The Race Card takes on a vast diversity of forms of play, from fan tan and poker to Starcraft and augmented reality, analyzing works of fiction such as Maxine Hong Kingston’s The Woman Warrior and Hiroshi Nakamura’s Treadmill alongside such documents as political speeches and scientific working papers, and revealing in the process the long history of ludo-Orientalism in America. Fickle executes this in a way that makes The Race Card both fascinating and enjoyable to read. This book should certainly be of interest to those working in race and ethnic studies and game studies but, given the interventions the book makes in multiple fields, it is likely to be a compelling read to those in adjacent areas as well.

The Race Card: From Gaming Technologies to Model Minorities by Tara Fickle. New York University Press. 2019. 257pp.

Review of The Race Card: From Gaming Technologies to Model Minorities by Tara Fickle
Tagged on:         

Robert Yeates
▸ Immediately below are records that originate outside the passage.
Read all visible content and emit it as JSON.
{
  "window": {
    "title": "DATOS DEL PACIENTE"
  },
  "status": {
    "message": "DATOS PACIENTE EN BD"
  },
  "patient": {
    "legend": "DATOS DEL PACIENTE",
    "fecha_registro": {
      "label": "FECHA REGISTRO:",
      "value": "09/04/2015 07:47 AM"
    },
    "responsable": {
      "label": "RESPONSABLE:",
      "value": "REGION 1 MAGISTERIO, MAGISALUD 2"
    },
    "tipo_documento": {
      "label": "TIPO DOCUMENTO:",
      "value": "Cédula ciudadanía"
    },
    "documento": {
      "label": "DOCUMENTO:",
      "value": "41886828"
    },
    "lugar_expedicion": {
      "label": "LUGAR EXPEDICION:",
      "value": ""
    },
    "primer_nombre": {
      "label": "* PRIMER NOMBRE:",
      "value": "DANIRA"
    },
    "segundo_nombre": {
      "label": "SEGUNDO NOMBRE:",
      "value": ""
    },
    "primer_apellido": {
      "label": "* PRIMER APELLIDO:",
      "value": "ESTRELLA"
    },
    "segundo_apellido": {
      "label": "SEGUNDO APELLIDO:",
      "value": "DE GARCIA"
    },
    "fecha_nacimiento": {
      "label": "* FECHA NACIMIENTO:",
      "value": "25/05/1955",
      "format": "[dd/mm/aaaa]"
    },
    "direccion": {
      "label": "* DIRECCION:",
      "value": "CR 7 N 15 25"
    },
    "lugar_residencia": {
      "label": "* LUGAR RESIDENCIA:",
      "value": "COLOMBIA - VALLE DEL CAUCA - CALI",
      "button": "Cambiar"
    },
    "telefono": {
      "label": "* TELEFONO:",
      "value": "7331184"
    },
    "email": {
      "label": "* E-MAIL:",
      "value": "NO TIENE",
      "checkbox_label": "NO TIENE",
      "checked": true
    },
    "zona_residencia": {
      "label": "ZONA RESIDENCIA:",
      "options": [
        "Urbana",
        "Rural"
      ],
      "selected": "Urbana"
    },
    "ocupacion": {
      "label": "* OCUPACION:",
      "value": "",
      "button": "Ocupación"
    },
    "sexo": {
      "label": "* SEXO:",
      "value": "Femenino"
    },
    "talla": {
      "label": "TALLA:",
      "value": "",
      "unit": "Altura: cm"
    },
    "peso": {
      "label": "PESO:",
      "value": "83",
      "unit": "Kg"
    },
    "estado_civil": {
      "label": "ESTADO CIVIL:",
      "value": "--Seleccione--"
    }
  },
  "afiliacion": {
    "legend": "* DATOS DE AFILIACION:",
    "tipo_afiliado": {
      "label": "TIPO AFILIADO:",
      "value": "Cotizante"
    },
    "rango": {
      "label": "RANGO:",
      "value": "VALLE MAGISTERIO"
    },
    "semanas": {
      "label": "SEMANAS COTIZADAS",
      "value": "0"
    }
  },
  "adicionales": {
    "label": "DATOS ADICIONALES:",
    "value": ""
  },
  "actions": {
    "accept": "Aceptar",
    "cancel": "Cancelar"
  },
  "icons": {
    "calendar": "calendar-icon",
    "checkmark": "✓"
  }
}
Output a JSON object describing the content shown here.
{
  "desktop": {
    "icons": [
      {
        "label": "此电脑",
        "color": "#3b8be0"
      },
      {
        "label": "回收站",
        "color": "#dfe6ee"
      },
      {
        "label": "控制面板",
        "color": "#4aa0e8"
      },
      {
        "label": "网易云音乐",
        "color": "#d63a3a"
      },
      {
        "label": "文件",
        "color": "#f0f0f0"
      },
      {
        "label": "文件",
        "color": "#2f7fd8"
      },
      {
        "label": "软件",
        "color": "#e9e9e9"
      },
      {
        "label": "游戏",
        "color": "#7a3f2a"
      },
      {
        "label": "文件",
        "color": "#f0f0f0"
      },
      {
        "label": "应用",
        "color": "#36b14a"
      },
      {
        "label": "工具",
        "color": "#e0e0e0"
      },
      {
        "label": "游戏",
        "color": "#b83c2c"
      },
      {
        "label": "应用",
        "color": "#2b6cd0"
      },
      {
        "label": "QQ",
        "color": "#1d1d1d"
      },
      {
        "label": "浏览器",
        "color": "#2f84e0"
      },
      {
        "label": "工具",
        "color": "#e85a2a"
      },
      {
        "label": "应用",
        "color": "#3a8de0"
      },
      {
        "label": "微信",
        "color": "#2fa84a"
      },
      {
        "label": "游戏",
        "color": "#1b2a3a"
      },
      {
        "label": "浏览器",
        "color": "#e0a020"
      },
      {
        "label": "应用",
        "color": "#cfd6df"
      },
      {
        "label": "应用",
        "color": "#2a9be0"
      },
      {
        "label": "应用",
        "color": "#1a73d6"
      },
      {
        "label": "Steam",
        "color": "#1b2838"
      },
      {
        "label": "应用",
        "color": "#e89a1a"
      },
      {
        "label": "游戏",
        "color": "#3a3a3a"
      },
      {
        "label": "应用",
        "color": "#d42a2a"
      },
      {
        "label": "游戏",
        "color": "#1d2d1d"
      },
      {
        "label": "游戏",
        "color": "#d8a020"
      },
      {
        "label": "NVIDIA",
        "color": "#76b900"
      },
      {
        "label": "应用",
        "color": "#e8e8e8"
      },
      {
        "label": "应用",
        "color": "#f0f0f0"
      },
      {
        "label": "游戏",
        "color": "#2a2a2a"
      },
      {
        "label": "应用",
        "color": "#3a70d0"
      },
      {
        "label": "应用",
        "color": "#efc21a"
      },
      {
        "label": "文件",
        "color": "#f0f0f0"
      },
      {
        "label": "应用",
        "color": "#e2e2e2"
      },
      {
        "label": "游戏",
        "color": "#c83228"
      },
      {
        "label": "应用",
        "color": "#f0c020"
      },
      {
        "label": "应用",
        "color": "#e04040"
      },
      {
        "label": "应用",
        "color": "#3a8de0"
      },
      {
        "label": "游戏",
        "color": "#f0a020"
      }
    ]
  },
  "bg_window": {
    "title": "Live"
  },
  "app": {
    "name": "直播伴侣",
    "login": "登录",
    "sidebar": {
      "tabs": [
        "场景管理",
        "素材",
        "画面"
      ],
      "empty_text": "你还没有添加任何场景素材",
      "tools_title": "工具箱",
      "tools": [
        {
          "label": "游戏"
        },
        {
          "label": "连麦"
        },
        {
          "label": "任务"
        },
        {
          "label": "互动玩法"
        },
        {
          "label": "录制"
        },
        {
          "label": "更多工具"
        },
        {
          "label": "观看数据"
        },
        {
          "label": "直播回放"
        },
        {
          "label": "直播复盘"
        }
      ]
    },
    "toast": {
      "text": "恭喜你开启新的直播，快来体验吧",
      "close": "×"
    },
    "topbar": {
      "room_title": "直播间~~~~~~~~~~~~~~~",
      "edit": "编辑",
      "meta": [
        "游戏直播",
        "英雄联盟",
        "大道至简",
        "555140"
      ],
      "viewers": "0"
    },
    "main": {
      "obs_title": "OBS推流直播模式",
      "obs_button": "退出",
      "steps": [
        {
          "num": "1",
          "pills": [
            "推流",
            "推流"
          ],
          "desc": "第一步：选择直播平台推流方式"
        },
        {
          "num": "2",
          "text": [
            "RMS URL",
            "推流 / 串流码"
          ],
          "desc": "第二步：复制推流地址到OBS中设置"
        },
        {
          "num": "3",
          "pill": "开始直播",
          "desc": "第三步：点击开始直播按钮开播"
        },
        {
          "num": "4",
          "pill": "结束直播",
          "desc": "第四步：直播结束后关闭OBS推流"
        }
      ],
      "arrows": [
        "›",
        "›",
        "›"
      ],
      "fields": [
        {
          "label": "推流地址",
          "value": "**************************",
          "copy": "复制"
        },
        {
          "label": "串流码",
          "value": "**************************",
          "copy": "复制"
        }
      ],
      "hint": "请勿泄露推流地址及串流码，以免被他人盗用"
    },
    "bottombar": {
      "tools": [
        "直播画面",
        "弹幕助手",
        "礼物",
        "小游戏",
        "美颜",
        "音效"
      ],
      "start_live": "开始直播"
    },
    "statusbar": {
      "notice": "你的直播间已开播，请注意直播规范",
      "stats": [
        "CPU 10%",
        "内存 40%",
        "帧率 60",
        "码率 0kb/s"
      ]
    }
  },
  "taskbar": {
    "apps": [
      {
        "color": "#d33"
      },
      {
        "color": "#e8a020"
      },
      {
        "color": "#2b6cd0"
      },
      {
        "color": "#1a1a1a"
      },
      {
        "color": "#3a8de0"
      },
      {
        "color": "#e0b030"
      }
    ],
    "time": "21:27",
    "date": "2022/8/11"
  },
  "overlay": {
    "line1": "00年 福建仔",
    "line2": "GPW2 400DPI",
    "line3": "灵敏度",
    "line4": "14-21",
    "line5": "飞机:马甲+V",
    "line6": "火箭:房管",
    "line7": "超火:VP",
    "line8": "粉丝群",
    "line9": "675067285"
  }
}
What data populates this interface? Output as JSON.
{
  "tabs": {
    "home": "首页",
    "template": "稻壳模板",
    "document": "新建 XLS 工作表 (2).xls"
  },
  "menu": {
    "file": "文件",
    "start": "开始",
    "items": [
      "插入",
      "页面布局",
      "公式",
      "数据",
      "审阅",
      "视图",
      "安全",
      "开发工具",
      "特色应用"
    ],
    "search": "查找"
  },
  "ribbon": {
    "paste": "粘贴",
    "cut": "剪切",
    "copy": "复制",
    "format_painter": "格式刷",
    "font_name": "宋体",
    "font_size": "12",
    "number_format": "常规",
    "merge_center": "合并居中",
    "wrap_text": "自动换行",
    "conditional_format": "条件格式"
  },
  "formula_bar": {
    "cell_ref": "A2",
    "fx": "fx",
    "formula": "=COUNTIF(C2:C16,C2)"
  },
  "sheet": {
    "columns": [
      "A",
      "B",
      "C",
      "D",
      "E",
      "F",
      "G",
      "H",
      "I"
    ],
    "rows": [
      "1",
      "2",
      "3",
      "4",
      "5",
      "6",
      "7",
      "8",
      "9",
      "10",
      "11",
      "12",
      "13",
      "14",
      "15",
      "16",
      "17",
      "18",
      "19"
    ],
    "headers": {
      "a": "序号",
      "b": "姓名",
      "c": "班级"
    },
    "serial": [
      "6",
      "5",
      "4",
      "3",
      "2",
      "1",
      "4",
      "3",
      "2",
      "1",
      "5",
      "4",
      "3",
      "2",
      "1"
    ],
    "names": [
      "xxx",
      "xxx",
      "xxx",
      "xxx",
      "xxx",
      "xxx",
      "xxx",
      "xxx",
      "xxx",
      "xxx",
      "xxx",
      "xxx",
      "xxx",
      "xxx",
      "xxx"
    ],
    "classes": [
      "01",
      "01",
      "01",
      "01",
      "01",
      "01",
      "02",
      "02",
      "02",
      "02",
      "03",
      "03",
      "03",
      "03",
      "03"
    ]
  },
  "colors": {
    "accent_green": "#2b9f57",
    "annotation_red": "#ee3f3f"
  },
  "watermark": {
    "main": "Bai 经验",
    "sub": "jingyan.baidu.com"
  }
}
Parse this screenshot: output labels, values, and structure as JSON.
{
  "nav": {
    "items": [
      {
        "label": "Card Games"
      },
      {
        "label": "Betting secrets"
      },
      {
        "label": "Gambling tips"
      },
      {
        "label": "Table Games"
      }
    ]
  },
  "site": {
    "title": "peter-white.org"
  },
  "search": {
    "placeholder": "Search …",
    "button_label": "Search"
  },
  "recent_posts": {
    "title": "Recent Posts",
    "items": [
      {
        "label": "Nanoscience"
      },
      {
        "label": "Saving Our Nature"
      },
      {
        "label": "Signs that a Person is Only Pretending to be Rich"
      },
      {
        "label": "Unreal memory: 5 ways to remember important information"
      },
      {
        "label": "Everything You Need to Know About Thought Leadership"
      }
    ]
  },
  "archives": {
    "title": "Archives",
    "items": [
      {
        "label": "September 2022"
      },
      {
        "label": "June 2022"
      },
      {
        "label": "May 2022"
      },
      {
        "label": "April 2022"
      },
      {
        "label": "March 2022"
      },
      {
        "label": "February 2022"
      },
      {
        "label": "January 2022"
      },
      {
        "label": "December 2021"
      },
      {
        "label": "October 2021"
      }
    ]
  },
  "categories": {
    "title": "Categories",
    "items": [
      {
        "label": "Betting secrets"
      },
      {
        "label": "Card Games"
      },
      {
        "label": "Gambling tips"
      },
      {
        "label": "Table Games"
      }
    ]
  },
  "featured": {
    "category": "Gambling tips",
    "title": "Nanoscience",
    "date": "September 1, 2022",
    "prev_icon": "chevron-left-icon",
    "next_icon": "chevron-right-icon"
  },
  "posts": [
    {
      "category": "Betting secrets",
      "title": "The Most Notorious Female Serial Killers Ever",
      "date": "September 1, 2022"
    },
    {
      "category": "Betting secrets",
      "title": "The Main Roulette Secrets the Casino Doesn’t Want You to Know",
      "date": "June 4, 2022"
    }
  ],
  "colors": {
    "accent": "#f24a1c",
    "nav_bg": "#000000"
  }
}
ROBERT YEATES is senior assistant professor of American literature at Okayama University in Japan. His research centers on the relationship between speculative fiction and emerging media technologies, particularly in terms of how these stories engage with race, gender, and sexuality. His first monograph, American Cities in Post-Apocalyptic Science Fiction, was published online in open access in 2021 by UCL Press. Recent articles appear in Modern Fiction Studies, Science Fiction Studies, and European Journal of Cultural Studies.

Leave a Reply

Your email address will not be published.